Treating Oxycodone, Hydrocodone, Alprazolam, And Other Medications
Prescription drug abuse has been a growing public health concern for physicians, addiction counselors, and federal, state, and local governments over the past decade. According to a 2011 report, almost one-third of all first-time drug users (ages 12 and above) chose a prescription medication as their first substance of abuse.
What Types Of Prescription Drugs Are Most Commonly Abused?
The National Institute of Drug Abuse (NIDA) reports that opioids, central nervous system depressants, and stimulants are the most commonly abused drugs.
One reason people abuse these drugs more than others is simply their availability. Between 1991 and 2010, the number of opioid prescriptions increased from 76 million to 210 million, and stimulant prescriptions saw an even more drastic increase from 4 million in 1991 to 45 million 2010.
Most people (nearly 70 percent) who abuse prescription drugs buy or steal the drugs from friends and family members or abuse drugs that they have been prescribed.
Who Abuses Prescription Drugs?
Prescription drug abuse knows no class, race, age, or professional boundaries. High school students and the elderly, enlisted members of the military and professionals, all have been found to abuse prescription medications. Although all demographic groups are at risk for prescription drug abuse, women and adolescents between the ages of 12 and 17 are more likely to abuse prescription drugs. Results from the 2010 National Survey on Drug Use and Health indicate that more than 2 million people abused prescription drugs for the first time in 2009.
What Are State Governments, The Medical Community, and Pharmaceutical Companies Doing To Prevent Abuse?
Many state legislators have passed laws in efforts to reduce the likelihood of abuse.

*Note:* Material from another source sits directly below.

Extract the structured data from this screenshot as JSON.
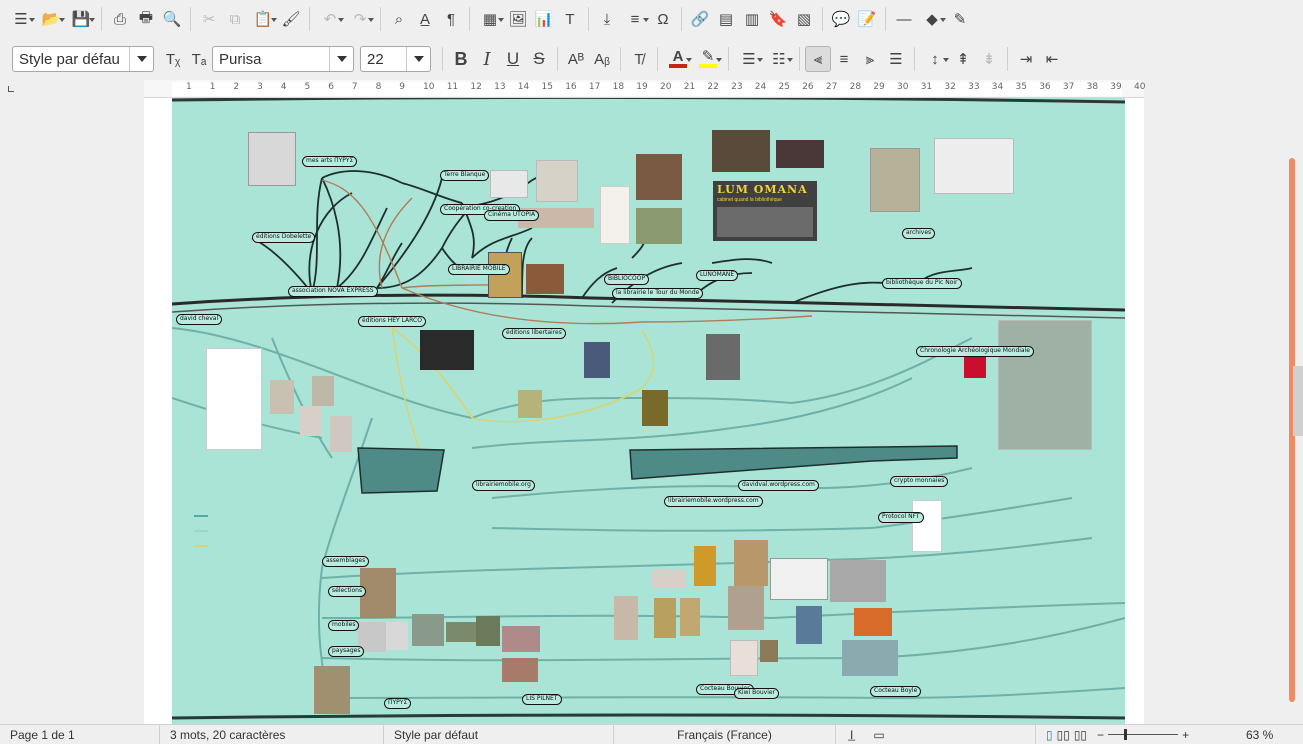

The Centers for Disease Control and Prevention reports that seven types of laws help prevent abuse:
- Laws that require the physician to perform a physical exam prior to endorsing a prescription
- Laws that enforce the use of tamper-resistant prescription forms
- Laws that monitor and regulate clinics for pain treatment
- Laws that limit a patient's supply of a drug or the frequency at which a prescription may be refilled
- Laws that target "doctor shopping" or other forms of fraud
- Laws that require patients to present a legal form of ID prior to receiving a prescription
- Laws that offer immunity to users who seek help for an overdose
By 2010, the most popular laws across all states were those that set prescription limits and those that required people to have a physical examination before a prescription could be issued.
Many states also require physicians to log all prescriptions so that doctors around the state can determine how many prescriptions a person has been given.
Purdue Pharma, the manufacturer of OxyContin, one of the most popularly abused opioids, reformulated the drug early in the decade in order to reduce its abuse. Before the reforumulation, the drug could be crushed so that it could be snorted or injected, providing an instant high similar to that produced by heroin. The new formulation does not become granular when crushed, which limits its ability to be used in this manner.
Though fewer people now abuse OxyContin than before, other oxycodone-based drugs and heroin provide users with a similar high. Drug officials and counselors believe that regardless of what future means of deterring prescription drug abuse transpire, addicts will find new ways to abuse the drug or they will switch to other substances.
During the 1990s, federal drug officials noticed the rise in prescription drug abuse. Since then, substances have changed and states have fought back through legislation. Prescription drug abuse in America continues to be a concern for the medical and law enforcement communities.